In other pieces, references to specific types of art abound: There is a fallen boxer-as-pieta, workers in a field in the manner of Daumier or Courbet, action painting quoted as painting-within-painting, a lively imitation of early American trompe l’œil, and a composition courtesy of Caravaggio. Huston’s palette often makes it seem as if the synthetic pigments of the 19th century have yet to be invented: Out of a background of earth tones glow carmine red and lapis blue.
Three hundred years ago, any artist worth his or her salt would have been expected to participate in exactly this self-conscious process of selection, imitation, and quotation. But didn’t that whole aesthetic cosmology supposedly break down somewhere in the middle of Ingres’s career? When was the last time you went to an exhibition by a living artist that centered on figures clearly derived from life drawing, around whole, powerfully muscled, working-class male figures? I tried seeing the show as homoerotic — at least then I could have pigeon-holed it — but didn’t have any luck. In a work like “The Pillows” Huston demonstrates that he knows how to push Venus into the realm of the pornographic, but that’s not the aesthetic at work in most of the pieces.

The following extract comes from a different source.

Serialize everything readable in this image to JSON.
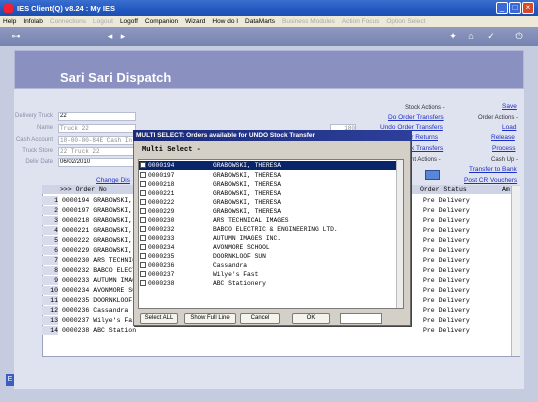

Maybe we’ve just gotten too used to art that looks comfortable in peoples’ houses. It’s difficult to imagine these works anywhere but in a museum. What would you do with one of these in your living room? Either you’d just simply baffle people, or you’d have to start cultivating more interesting friends, ones who would actually sit around and look at the thing and talk about it. Wait — wasn’t last week national turn-off-your-TV week? I guess you’d have to make that a regular habit.